Complete the form below to contact us today to discuss any questions or concerns you may have with your spousal sponsorship application.
So you’ve finally found the love of your life and you’re ready to tie the knot, but what should you do before you say “I do?” A prenup.
What is a prenup?
We hear about it in celebrity gossip or even at the dinner table when someone has just gotten engaged, but we may not know exactly what it entails. One thing we do know, you should get one.
A “prenup” is referred to as a “marriage contract” in Canada. It is a legal document for individuals getting married to protect their finances and assets should their marriage dissolve. It can even include parenting arrangements for children, EXCEPT custody and child support.
Couples often don’t discuss prenups because simultaneously planning the beginning and end of your marriage is not pleasant.
If prenups cause so much distress, why would anyone want one? Because, unfortunately, divorce can happen. Statistics Canada states that 4 in 10 marriages end in divorce.
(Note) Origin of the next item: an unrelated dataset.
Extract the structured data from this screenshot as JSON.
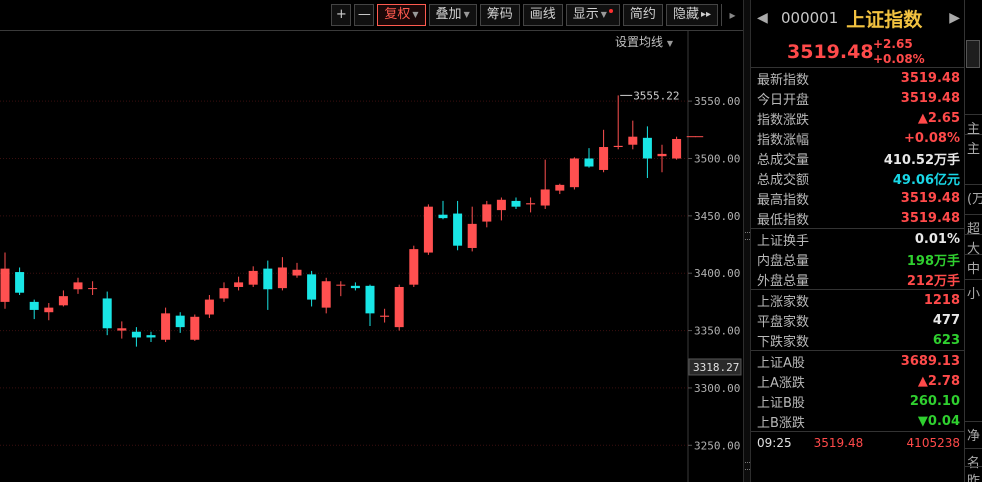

In fact, finances are one of the top 10 reasons marriages dissolve.
Without a prenup in Ontario, the Family Law Act governs the division of your assets and finances, and the division may not be in your favour.
What will the Family Law Act do?
Subject to some exceptions, the Family Law Act provides a calculation that equalizes the net worth of each spouse as acquired during the marriage. The split is often fifty-fifty and may pose a problem for some spouses.
For example, imagine that you own a home prior to marriage, and upon marriage, you and your spouse decide to live there. Your home becomes the matrimonial home. This means, if the marriage ends, the Family Law Act may entitle your spouse to half of the property. With a prenup, you can determine the property distribution.
Further, consider if your spouse has an enormous debt. Upon the dissolution of marriage, the Family Law Act would allow them deduct it and significantly reduce their net family property. Again, with a prenup, you can state how your debt would be apportioned.
These are just some examples, but is a prenup right for you?
- There is a significant difference in your assets or debt
- Even if you have little to no assets at the time of marriage, it is still important to get a prenup as your income and assets can grow while you are married
- You are receiving a home as an inheritance and you will be living in it during the marriage
- You want to protect your business
- You want to avoid extending court involvement
- You have children and want to make a smooth transition for the future
- You have children and want to protect assets you have for them
A prenup is a secure financial planning option, but the conversation of a prenup can be difficult. We, at A. Princewill Law Firm as your family law lawyers, can help you and your partner understand how a prenup protects your interests, while you still prepare for a beautiful future together. Contact us today!